A team like this could sign its player to a contract extension that ensures him long-term financial security in exchange for much less money than he would've commanded had he entered free agency a healthy and productive player.
Justin Verlander signed a five-year, $80 million contract extension with the Detroit Tigers with two years of club control remaining. Felix Hernandez also had two years of club control remaining when he signed a five-year, $78 million deal with the Seattle Mariners.
With four years of club control remaining, the Chicago White Sox locked up ace Chris Sale to a five-year, $32.5 million deal with club options for 2018 and 2019.
The further away a player is from free agency, the more team-friendly a contract will be. A year away from free agency, a star player like Kershaw has much less reason to give his team a discount.
If an agreement can't be reached or a contract extension isn't even in the cards because it's obvious that the price will be out of a team's range, then a trade involving that player will very likely be explored.
It's not that simple, though, as the Tampa Bay Rays are finding out. Just because they're willing to listen to trade offers for ace David Price and can't afford to sign him to a contract extension doesn't mean that they'll trade him.
With two years left of club control and a resume that isn't that far behind Kershaw's, the 28-year-old lefty won't come cheap in a trade. And the Rays should hold their ground until they get an offer that's at least very close to what they're looking for.

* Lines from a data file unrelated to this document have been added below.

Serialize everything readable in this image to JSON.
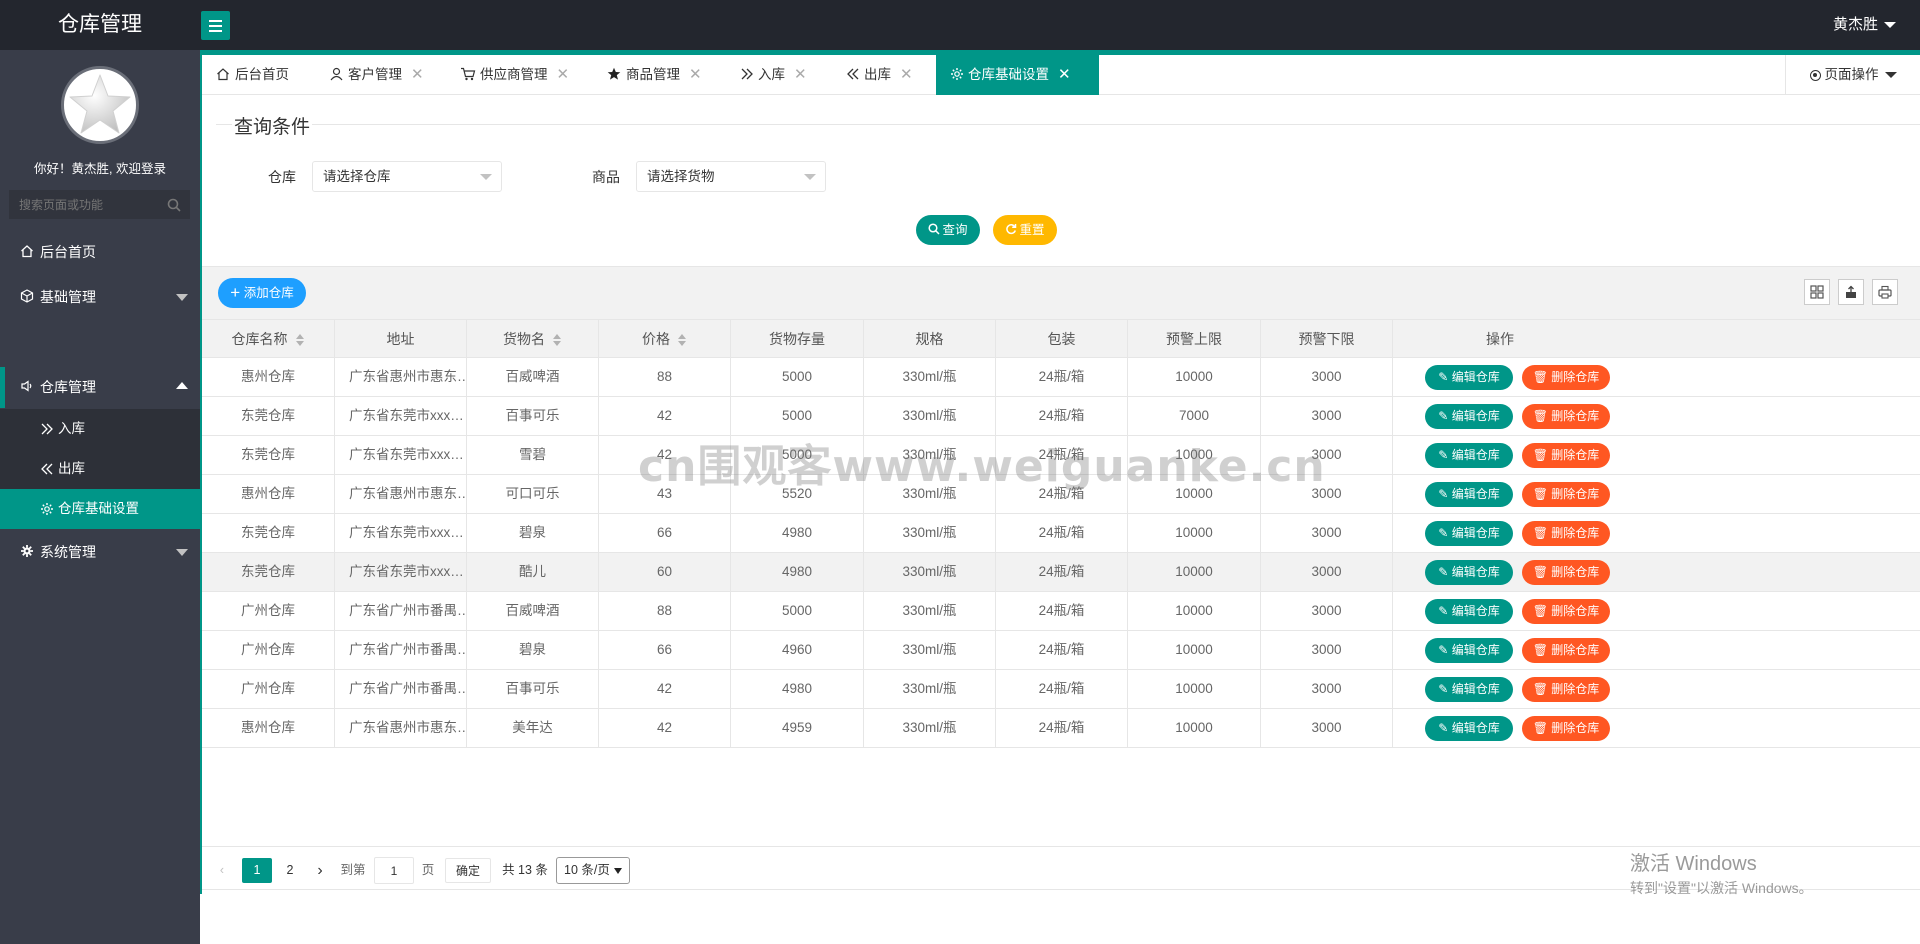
{
  "app": {
    "title": "仓库管理",
    "user": "黄杰胜",
    "greeting": "你好！黄杰胜, 欢迎登录"
  },
  "colors": {
    "primary": "#009688",
    "danger": "#ff5722",
    "warning": "#ffb800",
    "info": "#1e9fff",
    "sidebar": "#393d49",
    "topbar": "#23262e"
  },
  "sidebar": {
    "search_placeholder": "搜索页面或功能",
    "nav": [
      {
        "label": "后台首页",
        "icon": "home-icon"
      },
      {
        "label": "基础管理",
        "icon": "cube-icon"
      },
      {
        "label": "仓库管理",
        "icon": "speaker-icon"
      },
      {
        "label": "系统管理",
        "icon": "gear-icon"
      }
    ],
    "sub": [
      {
        "label": "入库",
        "icon": "double-right-icon"
      },
      {
        "label": "出库",
        "icon": "double-left-icon"
      },
      {
        "label": "仓库基础设置",
        "icon": "gear-icon"
      }
    ]
  },
  "tabs": [
    {
      "label": "后台首页",
      "icon": "home-icon"
    },
    {
      "label": "客户管理",
      "icon": "user-icon"
    },
    {
      "label": "供应商管理",
      "icon": "cart-icon"
    },
    {
      "label": "商品管理",
      "icon": "star-icon"
    },
    {
      "label": "入库",
      "icon": "double-right-icon"
    },
    {
      "label": "出库",
      "icon": "double-left-icon"
    },
    {
      "label": "仓库基础设置",
      "icon": "gear-icon",
      "active": true
    }
  ],
  "tab_close": "✕",
  "page_ops": "页面操作",
  "query": {
    "legend": "查询条件",
    "warehouse_label": "仓库",
    "warehouse_value": "请选择仓库",
    "goods_label": "商品",
    "goods_value": "请选择货物",
    "search_btn": "查询",
    "reset_btn": "重置"
  },
  "toolbar": {
    "add_btn": "添加仓库"
  },
  "table": {
    "headers": [
      "仓库名称",
      "地址",
      "货物名",
      "价格",
      "货物存量",
      "规格",
      "包装",
      "预警上限",
      "预警下限",
      "操作"
    ],
    "rows": [
      [
        "惠州仓库",
        "广东省惠州市惠东…",
        "百威啤酒",
        "88",
        "5000",
        "330ml/瓶",
        "24瓶/箱",
        "10000",
        "3000"
      ],
      [
        "东莞仓库",
        "广东省东莞市xxx…",
        "百事可乐",
        "42",
        "5000",
        "330ml/瓶",
        "24瓶/箱",
        "7000",
        "3000"
      ],
      [
        "东莞仓库",
        "广东省东莞市xxx…",
        "雪碧",
        "42",
        "5000",
        "330ml/瓶",
        "24瓶/箱",
        "10000",
        "3000"
      ],
      [
        "惠州仓库",
        "广东省惠州市惠东…",
        "可口可乐",
        "43",
        "5520",
        "330ml/瓶",
        "24瓶/箱",
        "10000",
        "3000"
      ],
      [
        "东莞仓库",
        "广东省东莞市xxx…",
        "碧泉",
        "66",
        "4980",
        "330ml/瓶",
        "24瓶/箱",
        "10000",
        "3000"
      ],
      [
        "东莞仓库",
        "广东省东莞市xxx…",
        "酷儿",
        "60",
        "4980",
        "330ml/瓶",
        "24瓶/箱",
        "10000",
        "3000"
      ],
      [
        "广州仓库",
        "广东省广州市番禺…",
        "百威啤酒",
        "88",
        "5000",
        "330ml/瓶",
        "24瓶/箱",
        "10000",
        "3000"
      ],
      [
        "广州仓库",
        "广东省广州市番禺…",
        "碧泉",
        "66",
        "4960",
        "330ml/瓶",
        "24瓶/箱",
        "10000",
        "3000"
      ],
      [
        "广州仓库",
        "广东省广州市番禺…",
        "百事可乐",
        "42",
        "4980",
        "330ml/瓶",
        "24瓶/箱",
        "10000",
        "3000"
      ],
      [
        "惠州仓库",
        "广东省惠州市惠东…",
        "美年达",
        "42",
        "4959",
        "330ml/瓶",
        "24瓶/箱",
        "10000",
        "3000"
      ]
    ],
    "edit_btn": "编辑仓库",
    "delete_btn": "删除仓库"
  },
  "pagination": {
    "pages": [
      "1",
      "2"
    ],
    "current": "1",
    "goto_label": "到第",
    "goto_value": "1",
    "page_unit": "页",
    "confirm": "确定",
    "total": "共 13 条",
    "page_size": "10 条/页"
  },
  "watermark": "cn围观客www.weiguanke.cn",
  "windows": {
    "line1": "激活 Windows",
    "line2": "转到\"设置\"以激活 Windows。"
  }
}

For Price (pictured) to get a contract extension anywhere close to what Kershaw is getting, he'd have to first be traded to a team with a history of handing out big-money deals. The Tigers, Yankees, Los Angeles Angels and Philadelphia Phillies could fall into that category, though their weak farm systems would make putting together a trade package that would entice the Rays nearly impossible.
The Marlins could be in the same exact position with Fernandez three years from now. And if he fails to agree to a contract extension and does reach free agency after the 2018 season, which he is on track to do, he'll find that the limited number of teams willing to pay Kershaw-type money will actually keep his price down.
The top three starting pitchers in this year's free-agent pool—Matt Garza, Ubaldo Jimenez and Ervin Santana—while not considered "aces," aren't likely to crack the $100 million mark. Only Japanese star Masahiro Tanaka, who is just 25 and considered to have No. 1-starter potential by some, is likely to land a nine-figure contract. And it probably won't exceed $150 million over seven years.
It's difficult to see any starting pitcher matching Kershaw's contract anytime soon. For him to land a deal of this magnitude, several factors had to fall in line.
He is, arguably, the best pitcher in the National League. He's entering his age-26 season and his seven-year contract isn't likely to go beyond his prime seasons. He also plays for a team that is expected to make over $6 billion in television revenue over the next 25 years (via Shaikin).
And the team's new ownership group, which took over during the 2012 season, has made it known that it'll do whatever it takes to bring a championship to Los Angeles in the very near future. Keeping one of the best pitchers in baseball in the mix through the 2020 season certainly was a "no-brainer" in this case.
Each of those variables contributed to what is likely a once-in-an-era contract extension that is unlikely to factor into the equation when other star pitchers are negotiating deals down the line.